By James Forrest

In one of our first blog posts, I discussed the importance of advising each new client regarding having a proper set of contract templates in place for every third party that your business may have a relationship with (customers, vendors, employees, etc.). Having the right set of contracts in place to govern different relationships can make a huge ongoing difference for your businesses in the risk management department.

One such agreement is the Agent/Reseller Agreement, where your company will engage a third party to represent your company’s good and/or services in the marketplace—salespeople, marketers, resellers, etc.  From startups to even the most mature companies, many firms utilize third-party sellers and/or marketers to offset the need to hire full time people in these areas or simply open up new business channels with fresh new leads, even when they have advanced sales and marketing structures in-house.

Thus, agents and resellers can be a great source of new revenue for your company, but you must have a proper Agent/Reseller contract template in place with each agent you deploy to protect a variety of your company’s interests. First, your agreement should address exclusivity—does this particular agent have exclusive rights with regard to selling your product, such as a protected geographic territory or channel, such as online marketing?  Many companies refrain from giving this type of exclusivity away as this severely limits the company’s freedom to engage other third parties in the future.  If such an exclusivity is included, your company should insist on certain volume/minimum requirements – and if such requirements are not met, you should retain the freedom to terminate the agreement and free yourself from the exclusive obligation.  Conversely, does your company benefit from exclusivity (i.e., can the third party only represent your product/service as compared to your competitor’s products or services)?  Second, you should establish a clear term/timeline and geographic scope for the agreement.  An agent should have a clear directive—he or she will have the ability to market your product/service in the state of North Carolina for a period of one year, for example.
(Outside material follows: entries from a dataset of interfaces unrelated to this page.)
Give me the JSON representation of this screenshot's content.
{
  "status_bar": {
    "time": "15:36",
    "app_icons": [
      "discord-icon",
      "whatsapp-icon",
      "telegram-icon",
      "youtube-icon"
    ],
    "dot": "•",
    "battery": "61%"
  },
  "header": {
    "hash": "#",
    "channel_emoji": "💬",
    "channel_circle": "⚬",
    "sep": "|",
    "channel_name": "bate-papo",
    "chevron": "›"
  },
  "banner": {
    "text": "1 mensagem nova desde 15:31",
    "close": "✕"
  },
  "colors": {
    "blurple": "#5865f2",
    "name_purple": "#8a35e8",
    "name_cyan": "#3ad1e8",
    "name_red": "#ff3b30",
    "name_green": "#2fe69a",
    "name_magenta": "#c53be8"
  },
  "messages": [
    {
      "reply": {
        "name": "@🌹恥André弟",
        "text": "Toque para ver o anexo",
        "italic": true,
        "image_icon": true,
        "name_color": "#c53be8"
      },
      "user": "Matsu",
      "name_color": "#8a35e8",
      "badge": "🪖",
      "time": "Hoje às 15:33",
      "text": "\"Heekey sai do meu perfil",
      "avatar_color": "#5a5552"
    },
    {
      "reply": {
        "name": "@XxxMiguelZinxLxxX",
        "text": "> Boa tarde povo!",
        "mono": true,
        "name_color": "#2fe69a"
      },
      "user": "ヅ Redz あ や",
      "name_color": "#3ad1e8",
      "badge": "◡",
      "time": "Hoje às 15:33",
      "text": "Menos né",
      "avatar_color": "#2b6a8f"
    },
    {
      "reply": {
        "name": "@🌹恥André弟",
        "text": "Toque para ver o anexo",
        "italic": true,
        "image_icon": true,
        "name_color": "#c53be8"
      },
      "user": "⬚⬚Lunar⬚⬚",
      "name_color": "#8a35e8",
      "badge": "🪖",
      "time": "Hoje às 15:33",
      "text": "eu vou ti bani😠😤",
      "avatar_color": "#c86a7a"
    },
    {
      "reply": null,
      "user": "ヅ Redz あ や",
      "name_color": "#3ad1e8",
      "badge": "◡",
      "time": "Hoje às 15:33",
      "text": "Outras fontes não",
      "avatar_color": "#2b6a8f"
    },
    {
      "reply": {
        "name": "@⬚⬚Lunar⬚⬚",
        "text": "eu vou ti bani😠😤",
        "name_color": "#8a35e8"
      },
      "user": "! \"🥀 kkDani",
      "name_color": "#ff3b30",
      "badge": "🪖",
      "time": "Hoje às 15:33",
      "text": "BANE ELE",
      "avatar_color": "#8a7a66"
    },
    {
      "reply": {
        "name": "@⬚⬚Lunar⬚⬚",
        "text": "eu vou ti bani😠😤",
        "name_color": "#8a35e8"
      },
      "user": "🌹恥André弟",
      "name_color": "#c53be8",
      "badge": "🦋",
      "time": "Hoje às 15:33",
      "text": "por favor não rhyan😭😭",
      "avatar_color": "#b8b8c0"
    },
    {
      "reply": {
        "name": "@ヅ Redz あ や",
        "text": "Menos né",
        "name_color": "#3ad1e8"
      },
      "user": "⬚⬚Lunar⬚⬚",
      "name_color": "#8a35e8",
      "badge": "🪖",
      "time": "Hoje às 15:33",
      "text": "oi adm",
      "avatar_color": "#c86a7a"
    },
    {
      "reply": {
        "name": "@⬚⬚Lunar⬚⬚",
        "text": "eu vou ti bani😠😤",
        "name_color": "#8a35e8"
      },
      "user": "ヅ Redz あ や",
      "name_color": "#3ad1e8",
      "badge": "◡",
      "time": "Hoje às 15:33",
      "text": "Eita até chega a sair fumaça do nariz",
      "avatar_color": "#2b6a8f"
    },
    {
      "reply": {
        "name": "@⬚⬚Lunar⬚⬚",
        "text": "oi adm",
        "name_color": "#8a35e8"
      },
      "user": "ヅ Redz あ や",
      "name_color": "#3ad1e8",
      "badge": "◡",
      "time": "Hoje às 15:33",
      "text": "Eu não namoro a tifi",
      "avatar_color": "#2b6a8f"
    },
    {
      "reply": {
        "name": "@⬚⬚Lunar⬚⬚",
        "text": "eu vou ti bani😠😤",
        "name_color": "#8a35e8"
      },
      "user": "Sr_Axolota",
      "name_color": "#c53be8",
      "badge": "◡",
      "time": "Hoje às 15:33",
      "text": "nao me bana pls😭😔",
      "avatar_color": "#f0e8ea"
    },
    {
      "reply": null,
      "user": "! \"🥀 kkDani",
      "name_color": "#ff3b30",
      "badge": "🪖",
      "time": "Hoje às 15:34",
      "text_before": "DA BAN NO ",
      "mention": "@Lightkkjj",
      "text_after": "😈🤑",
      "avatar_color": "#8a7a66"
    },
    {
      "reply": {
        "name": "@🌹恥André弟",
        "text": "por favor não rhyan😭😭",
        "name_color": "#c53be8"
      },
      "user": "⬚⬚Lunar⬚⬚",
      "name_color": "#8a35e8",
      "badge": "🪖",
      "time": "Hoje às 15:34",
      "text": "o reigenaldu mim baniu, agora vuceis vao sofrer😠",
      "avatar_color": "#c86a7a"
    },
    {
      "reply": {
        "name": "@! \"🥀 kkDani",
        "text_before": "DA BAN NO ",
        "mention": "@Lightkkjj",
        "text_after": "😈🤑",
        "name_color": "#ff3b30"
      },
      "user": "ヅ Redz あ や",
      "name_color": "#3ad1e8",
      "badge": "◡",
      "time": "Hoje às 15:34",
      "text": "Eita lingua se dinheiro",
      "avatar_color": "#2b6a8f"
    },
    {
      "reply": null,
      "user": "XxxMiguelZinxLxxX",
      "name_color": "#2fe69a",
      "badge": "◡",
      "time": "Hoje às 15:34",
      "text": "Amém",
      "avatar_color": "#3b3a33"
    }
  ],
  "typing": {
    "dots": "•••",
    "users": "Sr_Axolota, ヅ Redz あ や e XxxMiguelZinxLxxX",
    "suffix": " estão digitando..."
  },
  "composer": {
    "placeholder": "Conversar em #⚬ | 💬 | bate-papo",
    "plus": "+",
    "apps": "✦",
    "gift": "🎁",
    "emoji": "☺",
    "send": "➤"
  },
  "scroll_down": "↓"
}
Next, the agreement should clearly outline the responsibilities of each party for the term of the agreement.  The contract should state which aspects of product or service delivery are the responsibility of the selling or marketing agent versus those of the company. The agreement should also detail the allocation of expenses, specifically, whether the company will pick up any of the agent’s expenses or treat them simply as the agent’s cost of doing business.

Any Agent/Reseller agreement should also protect the company with regard to its established brand – therefore often demanding professionalism, lawfulness, and high ethical conduct of its partners.  It simply shouldn’t “go without saying” that the relationship hinges upon the agent acting professionally, lawfully and ethically in all of its dealings.

Agent/Reseller agreements should also clearly outline the requirements for the payment of any fees or commissions pursuant to the arrangement (i.e., is there a flat fee or some sharing of revenues generated by the agent?).  If some portion of the compensation to the agent is based upon sales, it should be detailed in the contract as to how leads and referrals are memorialized so as to avoid confusion between the parties regarding when compensation is due to the agent.

Finally, while these are complex documents with seemingly infinite levels of customization tailored to the exact needs of each business, it’s very important that executives understand that Agent/Reseller agreements should also outline not only what agents can do, but what they can’t do on behalf of a company.  These agreements should have provisions where agents understand that they can’t warrant the product or service, nor can they make any claims about the product or service, outside of the directives stated in the contract.

A savvy agent/reseller can be a huge value add for a business.  A prudent entrepreneur should memorialize the relationship appropriately to preserve clarity regarding duties and compensation, and also to mitigate the company’s risk with respect to this key relationship.